The BBC version filmed for Ghost Stories on Christmas Eve in 1973 begins on a very Dickensian note. We are in the early 1800s–James’s story was set in 1811, but this looks more like the 1830s or ’40s to me. A horse-drawn coach comes riding out of the morning mists; inside is a little boy dressed in a top hat, caped coat, and scarf, and looking like the Artful Dodger. (This same child actor, Simon Gipps-Kent, also played young Pip in a film version of Great Expectations made around the same time; he grew up to be Michael York.) The boy is Stephen, recently orphaned and invited to come and live with a distant cousin.
“Is it much farther?” he asks the coachman in weary tones.
“Not long,” the coachman assures him. “Don’t lose heart.”
As the coach passes by an open field, Stephen sees two raggedly dressed children, a boy and a girl, around his own age. They wave to him; the horse shies.
When the coach arrives at the large, old house, its owner, Mr. Peregrin Abney, is waiting eagerly. He is much older than his young cousin, an elderly man, with long, white hair and spectacles. He greets Stephen with avuncular warmth, shakes the boy’s hand, asks when Stephen’s birthday is–asks it twice. Stephen will be 12 on October 31.
Abney seems like just the sort of absent-minded, comical gentleman one might find in a Dickens novel, if more intellectual than the usual Dickens character.
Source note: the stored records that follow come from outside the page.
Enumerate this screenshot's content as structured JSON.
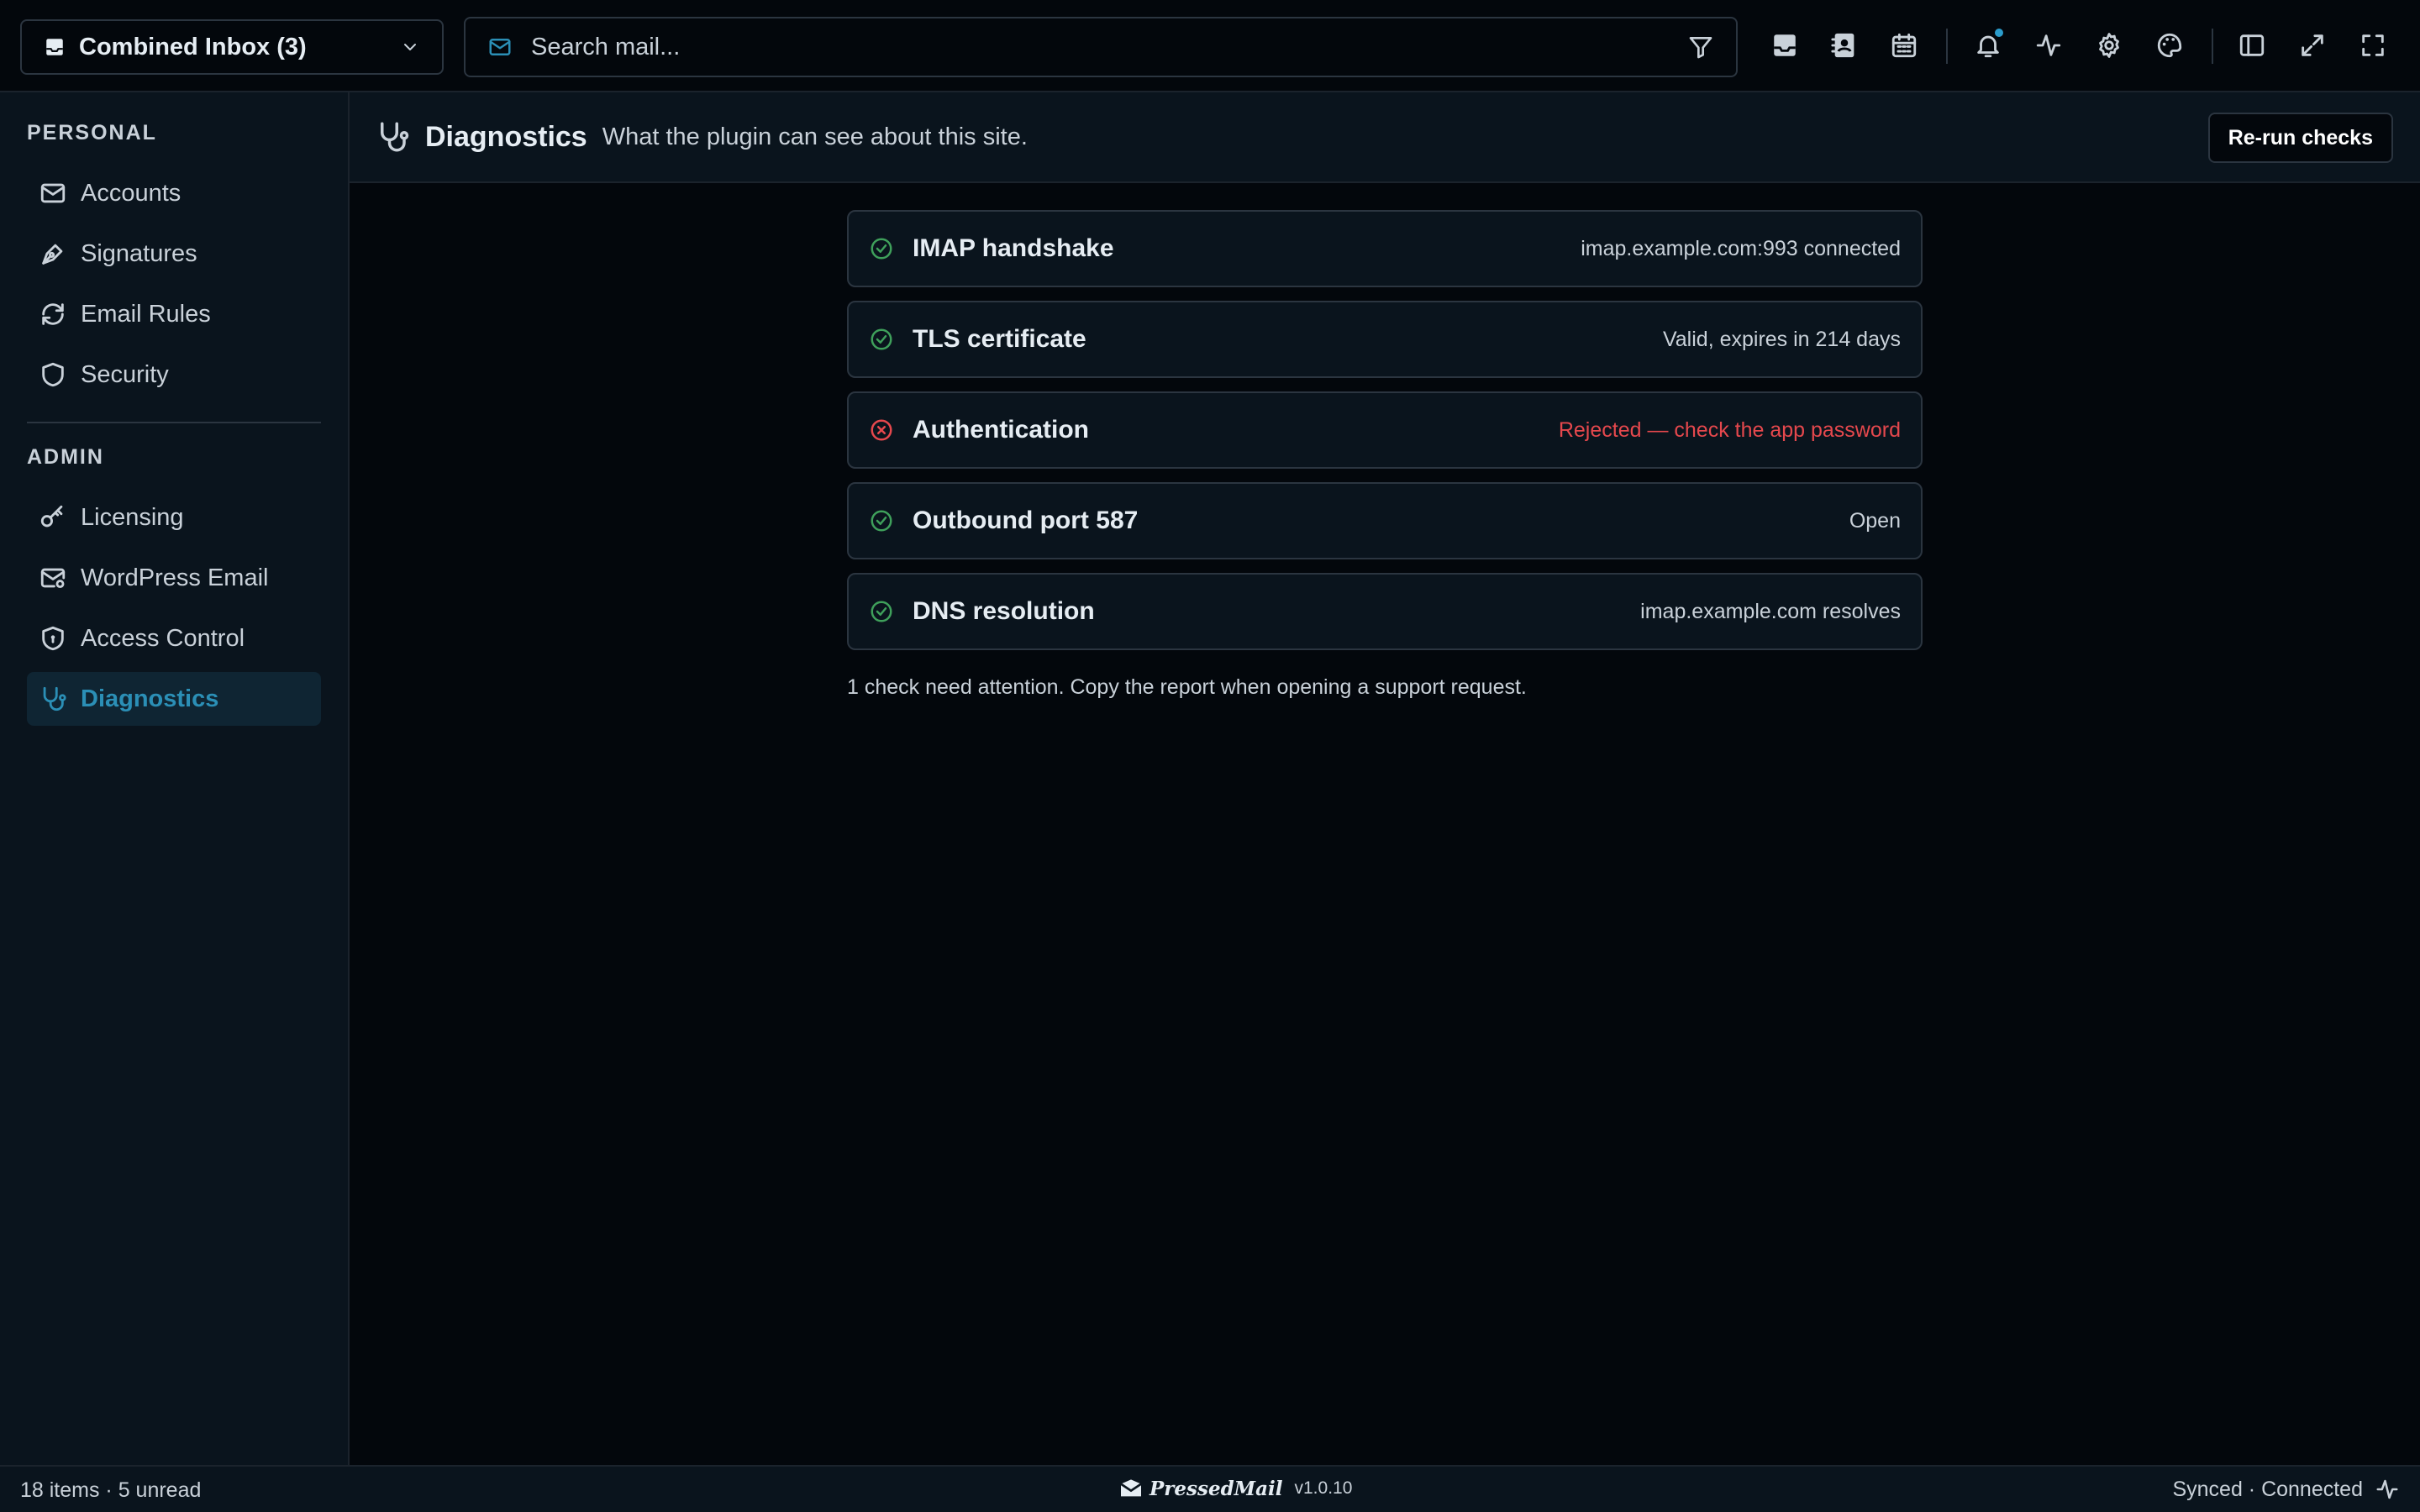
{
  "topbar": {
    "inbox_label": "Combined Inbox (3)",
    "search_placeholder": "Search mail...",
    "icons": [
      "inbox-icon",
      "contacts-icon",
      "calendar-icon",
      "bell-icon",
      "activity-icon",
      "gear-icon",
      "palette-icon",
      "sidebar-toggle-icon",
      "expand-icon",
      "fullscreen-icon"
    ]
  },
  "sidebar": {
    "personal_title": "PERSONAL",
    "admin_title": "ADMIN",
    "personal_items": [
      {
        "label": "Accounts",
        "icon": "mail-icon"
      },
      {
        "label": "Signatures",
        "icon": "pen-icon"
      },
      {
        "label": "Email Rules",
        "icon": "refresh-icon"
      },
      {
        "label": "Security",
        "icon": "shield-icon"
      }
    ],
    "admin_items": [
      {
        "label": "Licensing",
        "icon": "key-icon"
      },
      {
        "label": "WordPress Email",
        "icon": "mail-settings-icon"
      },
      {
        "label": "Access Control",
        "icon": "shield-lock-icon"
      },
      {
        "label": "Diagnostics",
        "icon": "stethoscope-icon",
        "active": true
      }
    ]
  },
  "main": {
    "title": "Diagnostics",
    "subtitle": "What the plugin can see about this site.",
    "rerun_label": "Re-run checks",
    "checks": [
      {
        "name": "IMAP handshake",
        "detail": "imap.example.com:993 connected",
        "status": "ok"
      },
      {
        "name": "TLS certificate",
        "detail": "Valid, expires in 214 days",
        "status": "ok"
      },
      {
        "name": "Authentication",
        "detail": "Rejected — check the app password",
        "status": "error"
      },
      {
        "name": "Outbound port 587",
        "detail": "Open",
        "status": "ok"
      },
      {
        "name": "DNS resolution",
        "detail": "imap.example.com resolves",
        "status": "ok"
      }
    ],
    "note": "1 check need attention. Copy the report when opening a support request."
  },
  "statusbar": {
    "left": "18 items · 5 unread",
    "brand": "PressedMail",
    "version": "v1.0.10",
    "right": "Synced · Connected"
  },
  "colors": {
    "accent": "#2b8fb6",
    "ok": "#3fa05b",
    "error": "#e5484d",
    "background": "#03070c",
    "panel": "#0a141d"
  }
}
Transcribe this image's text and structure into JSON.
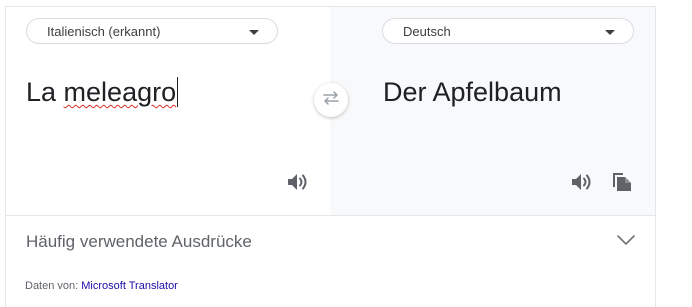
{
  "source": {
    "language_label": "Italienisch (erkannt)",
    "text_before": "La ",
    "text_misspelled": "meleagro"
  },
  "target": {
    "language_label": "Deutsch",
    "text": "Der Apfelbaum"
  },
  "icons": {
    "swap": "swap-arrows-icon",
    "speaker_source": "speaker-icon",
    "speaker_target": "speaker-icon",
    "copy": "copy-icon",
    "expand": "chevron-down-icon"
  },
  "phrases": {
    "label": "Häufig verwendete Ausdrücke"
  },
  "footer": {
    "prefix": "Daten von: ",
    "provider": "Microsoft Translator"
  },
  "colors": {
    "link": "#1a0dab",
    "muted": "#5f6368",
    "text": "#202124",
    "right_pane_bg": "#f8f9fa",
    "spellcheck": "#d93025"
  }
}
He has an interest in the occult and studies books of antiquary spells.
Simon Magnus, for example, wrote that one who performs a certain spell can “fly through the air.”
Mr. Abney then jumps off his library steps, but doesn’t fly. “Not yet.”